(Dataset items)
□ □ □ □ □ □ □

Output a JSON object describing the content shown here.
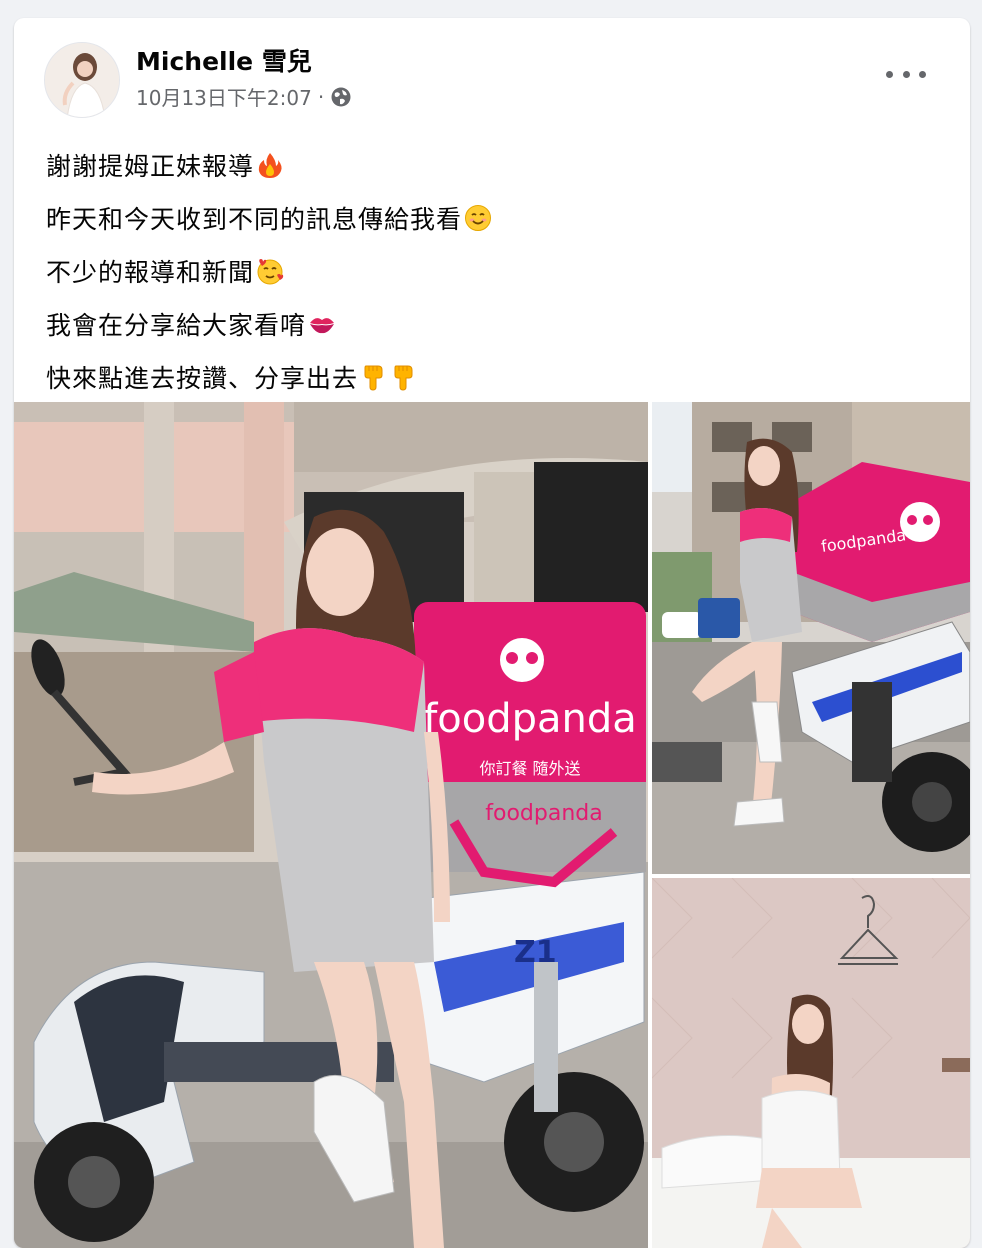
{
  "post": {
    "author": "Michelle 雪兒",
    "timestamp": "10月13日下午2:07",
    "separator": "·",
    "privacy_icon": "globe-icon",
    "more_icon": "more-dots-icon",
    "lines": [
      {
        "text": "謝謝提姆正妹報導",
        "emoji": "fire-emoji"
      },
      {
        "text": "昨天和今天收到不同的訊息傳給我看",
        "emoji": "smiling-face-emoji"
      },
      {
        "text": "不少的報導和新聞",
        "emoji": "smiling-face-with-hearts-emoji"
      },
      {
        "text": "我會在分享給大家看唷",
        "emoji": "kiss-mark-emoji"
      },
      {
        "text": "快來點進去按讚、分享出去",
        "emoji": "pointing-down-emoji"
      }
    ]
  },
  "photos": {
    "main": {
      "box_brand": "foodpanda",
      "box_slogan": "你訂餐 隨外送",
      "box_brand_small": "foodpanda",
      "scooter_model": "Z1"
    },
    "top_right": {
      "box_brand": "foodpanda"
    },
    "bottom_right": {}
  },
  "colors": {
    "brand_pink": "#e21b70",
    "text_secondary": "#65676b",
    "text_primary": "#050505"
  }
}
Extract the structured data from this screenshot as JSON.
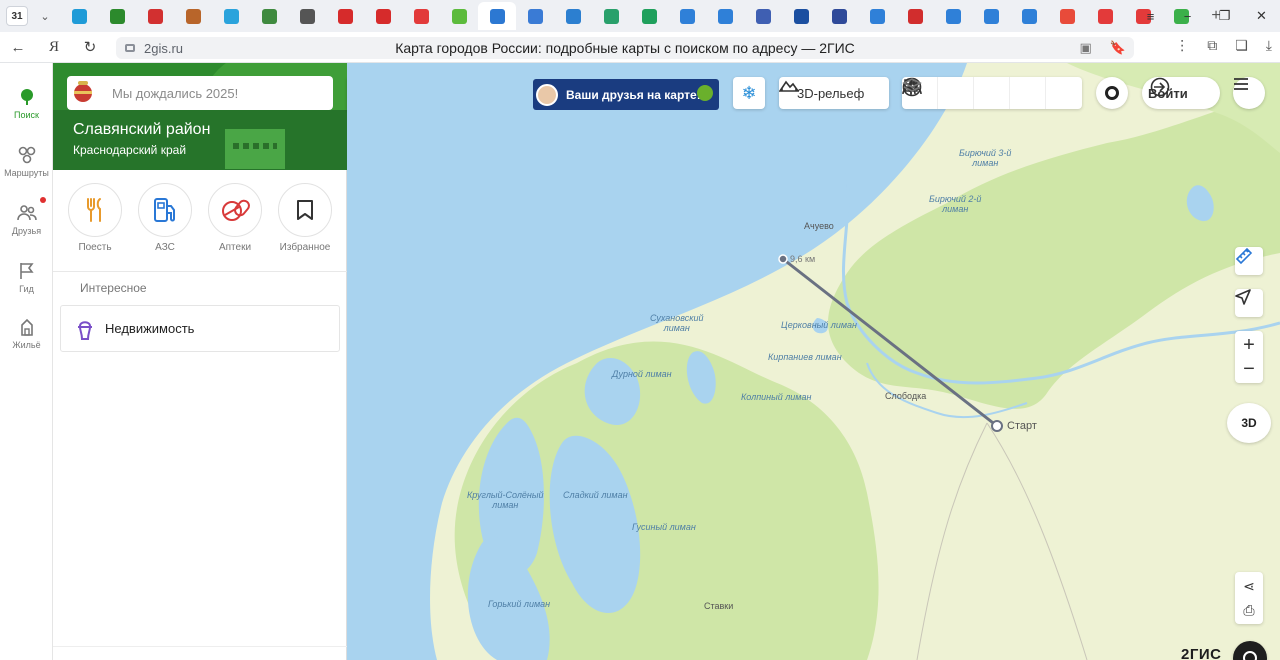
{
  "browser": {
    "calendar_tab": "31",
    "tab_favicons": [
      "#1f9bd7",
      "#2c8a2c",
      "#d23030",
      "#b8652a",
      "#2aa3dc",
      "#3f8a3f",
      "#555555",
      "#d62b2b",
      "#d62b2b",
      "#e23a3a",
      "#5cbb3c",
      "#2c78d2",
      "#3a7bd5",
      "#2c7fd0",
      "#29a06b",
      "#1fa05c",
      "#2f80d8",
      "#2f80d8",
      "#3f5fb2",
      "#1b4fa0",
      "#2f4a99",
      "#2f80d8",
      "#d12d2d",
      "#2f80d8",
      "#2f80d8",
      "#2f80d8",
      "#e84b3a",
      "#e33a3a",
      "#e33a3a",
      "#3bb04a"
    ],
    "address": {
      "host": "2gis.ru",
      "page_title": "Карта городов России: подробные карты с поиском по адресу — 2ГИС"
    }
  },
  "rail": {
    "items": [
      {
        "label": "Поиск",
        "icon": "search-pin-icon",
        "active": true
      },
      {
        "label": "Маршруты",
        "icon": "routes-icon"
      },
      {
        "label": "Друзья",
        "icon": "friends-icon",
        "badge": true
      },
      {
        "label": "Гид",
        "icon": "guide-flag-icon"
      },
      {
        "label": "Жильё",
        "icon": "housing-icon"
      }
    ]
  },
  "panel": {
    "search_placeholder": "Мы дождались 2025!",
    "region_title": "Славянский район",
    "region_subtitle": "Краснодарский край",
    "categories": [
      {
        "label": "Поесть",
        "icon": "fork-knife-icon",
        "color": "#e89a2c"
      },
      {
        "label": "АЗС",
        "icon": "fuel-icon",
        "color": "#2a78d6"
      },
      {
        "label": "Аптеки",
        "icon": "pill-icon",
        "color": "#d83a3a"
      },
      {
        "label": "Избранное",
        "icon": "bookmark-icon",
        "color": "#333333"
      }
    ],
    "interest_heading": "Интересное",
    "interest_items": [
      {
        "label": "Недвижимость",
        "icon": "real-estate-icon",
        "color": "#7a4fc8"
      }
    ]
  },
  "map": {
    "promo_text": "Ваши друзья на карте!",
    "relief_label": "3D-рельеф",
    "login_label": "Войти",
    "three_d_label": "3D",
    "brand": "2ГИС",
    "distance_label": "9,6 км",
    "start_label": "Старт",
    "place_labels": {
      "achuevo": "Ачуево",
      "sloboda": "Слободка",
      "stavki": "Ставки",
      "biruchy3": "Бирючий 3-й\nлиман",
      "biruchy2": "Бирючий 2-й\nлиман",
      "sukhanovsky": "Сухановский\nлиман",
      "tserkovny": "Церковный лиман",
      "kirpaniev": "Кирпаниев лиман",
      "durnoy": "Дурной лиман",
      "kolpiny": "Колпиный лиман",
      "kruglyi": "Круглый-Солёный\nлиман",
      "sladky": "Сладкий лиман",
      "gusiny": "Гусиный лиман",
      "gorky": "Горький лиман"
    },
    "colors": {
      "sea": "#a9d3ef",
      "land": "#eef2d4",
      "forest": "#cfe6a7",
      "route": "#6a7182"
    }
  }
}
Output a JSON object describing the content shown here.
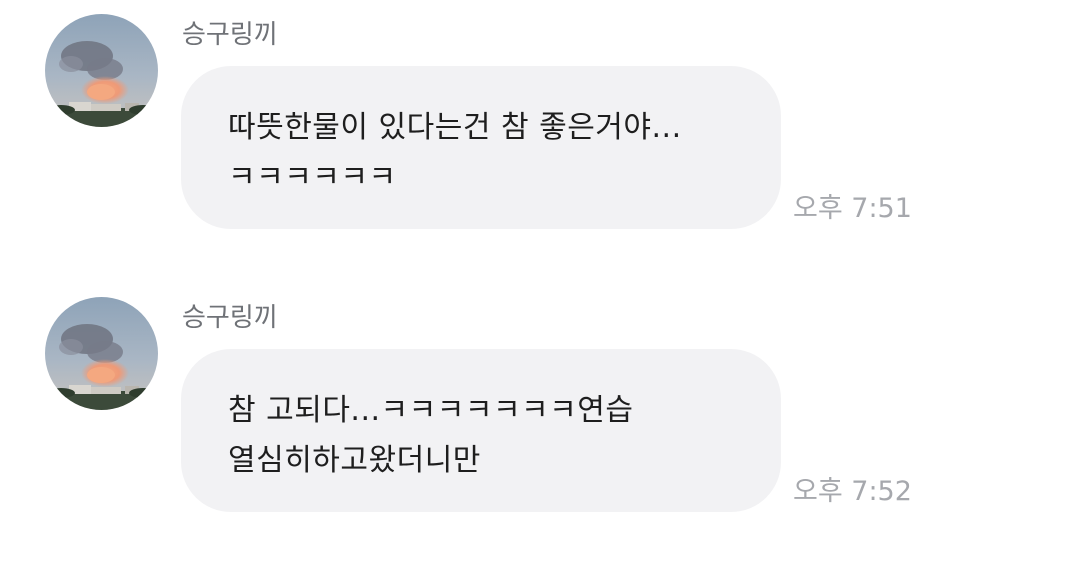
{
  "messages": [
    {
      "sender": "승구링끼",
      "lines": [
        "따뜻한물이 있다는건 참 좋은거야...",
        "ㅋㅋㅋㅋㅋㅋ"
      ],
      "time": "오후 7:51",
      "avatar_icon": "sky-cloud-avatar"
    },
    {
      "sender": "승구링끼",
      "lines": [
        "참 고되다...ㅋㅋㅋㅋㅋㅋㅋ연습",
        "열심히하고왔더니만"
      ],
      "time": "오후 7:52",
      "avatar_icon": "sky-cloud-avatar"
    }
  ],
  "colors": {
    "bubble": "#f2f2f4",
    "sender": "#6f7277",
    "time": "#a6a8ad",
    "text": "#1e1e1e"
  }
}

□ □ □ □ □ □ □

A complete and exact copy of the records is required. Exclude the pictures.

Output a JSON object describing the content shown here.
{
  "post": {
    "author": "Michelle 雪兒",
    "timestamp": "10月13日下午2:07",
    "separator": "·",
    "privacy_icon": "globe-icon",
    "more_icon": "more-dots-icon",
    "lines": [
      {
        "text": "謝謝提姆正妹報導",
        "emoji": "fire-emoji"
      },
      {
        "text": "昨天和今天收到不同的訊息傳給我看",
        "emoji": "smiling-face-emoji"
      },
      {
        "text": "不少的報導和新聞",
        "emoji": "smiling-face-with-hearts-emoji"
      },
      {
        "text": "我會在分享給大家看唷",
        "emoji": "kiss-mark-emoji"
      },
      {
        "text": "快來點進去按讚、分享出去",
        "emoji": "pointing-down-emoji"
      }
    ]
  },
  "photos": {
    "main": {
      "box_brand": "foodpanda",
      "box_slogan": "你訂餐 隨外送",
      "box_brand_small": "foodpanda",
      "scooter_model": "Z1"
    },
    "top_right": {
      "box_brand": "foodpanda"
    },
    "bottom_right": {}
  },
  "colors": {
    "brand_pink": "#e21b70",
    "text_secondary": "#65676b",
    "text_primary": "#050505"
  }
}
Extract the structured data from this screenshot as JSON.
{
  "browser": {
    "calendar_tab": "31",
    "tab_favicons": [
      "#1f9bd7",
      "#2c8a2c",
      "#d23030",
      "#b8652a",
      "#2aa3dc",
      "#3f8a3f",
      "#555555",
      "#d62b2b",
      "#d62b2b",
      "#e23a3a",
      "#5cbb3c",
      "#2c78d2",
      "#3a7bd5",
      "#2c7fd0",
      "#29a06b",
      "#1fa05c",
      "#2f80d8",
      "#2f80d8",
      "#3f5fb2",
      "#1b4fa0",
      "#2f4a99",
      "#2f80d8",
      "#d12d2d",
      "#2f80d8",
      "#2f80d8",
      "#2f80d8",
      "#e84b3a",
      "#e33a3a",
      "#e33a3a",
      "#3bb04a"
    ],
    "address": {
      "host": "2gis.ru",
      "page_title": "Карта городов России: подробные карты с поиском по адресу — 2ГИС"
    }
  },
  "rail": {
    "items": [
      {
        "label": "Поиск",
        "icon": "search-pin-icon",
        "active": true
      },
      {
        "label": "Маршруты",
        "icon": "routes-icon"
      },
      {
        "label": "Друзья",
        "icon": "friends-icon",
        "badge": true
      },
      {
        "label": "Гид",
        "icon": "guide-flag-icon"
      },
      {
        "label": "Жильё",
        "icon": "housing-icon"
      }
    ]
  },
  "panel": {
    "search_placeholder": "Мы дождались 2025!",
    "region_title": "Славянский район",
    "region_subtitle": "Краснодарский край",
    "categories": [
      {
        "label": "Поесть",
        "icon": "fork-knife-icon",
        "color": "#e89a2c"
      },
      {
        "label": "АЗС",
        "icon": "fuel-icon",
        "color": "#2a78d6"
      },
      {
        "label": "Аптеки",
        "icon": "pill-icon",
        "color": "#d83a3a"
      },
      {
        "label": "Избранное",
        "icon": "bookmark-icon",
        "color": "#333333"
      }
    ],
    "interest_heading": "Интересное",
    "interest_items": [
      {
        "label": "Недвижимость",
        "icon": "real-estate-icon",
        "color": "#7a4fc8"
      }
    ]
  },
  "map": {
    "promo_text": "Ваши друзья на карте!",
    "relief_label": "3D-рельеф",
    "login_label": "Войти",
    "three_d_label": "3D",
    "brand": "2ГИС",
    "distance_label": "9,6 км",
    "start_label": "Старт",
    "place_labels": {
      "achuevo": "Ачуево",
      "sloboda": "Слободка",
      "stavki": "Ставки",
      "biruchy3": "Бирючий 3-й\nлиман",
      "biruchy2": "Бирючий 2-й\nлиман",
      "sukhanovsky": "Сухановский\nлиман",
      "tserkovny": "Церковный лиман",
      "kirpaniev": "Кирпаниев лиман",
      "durnoy": "Дурной лиман",
      "kolpiny": "Колпиный лиман",
      "kruglyi": "Круглый-Солёный\nлиман",
      "sladky": "Сладкий лиман",
      "gusiny": "Гусиный лиман",
      "gorky": "Горький лиман"
    },
    "colors": {
      "sea": "#a9d3ef",
      "land": "#eef2d4",
      "forest": "#cfe6a7",
      "route": "#6a7182"
    }
  }
}
Output a JSON object describing the content shown here.
{
  "messages": [
    {
      "sender": "승구링끼",
      "lines": [
        "따뜻한물이 있다는건 참 좋은거야...",
        "ㅋㅋㅋㅋㅋㅋ"
      ],
      "time": "오후 7:51",
      "avatar_icon": "sky-cloud-avatar"
    },
    {
      "sender": "승구링끼",
      "lines": [
        "참 고되다...ㅋㅋㅋㅋㅋㅋㅋ연습",
        "열심히하고왔더니만"
      ],
      "time": "오후 7:52",
      "avatar_icon": "sky-cloud-avatar"
    }
  ],
  "colors": {
    "bubble": "#f2f2f4",
    "sender": "#6f7277",
    "time": "#a6a8ad",
    "text": "#1e1e1e"
  }
}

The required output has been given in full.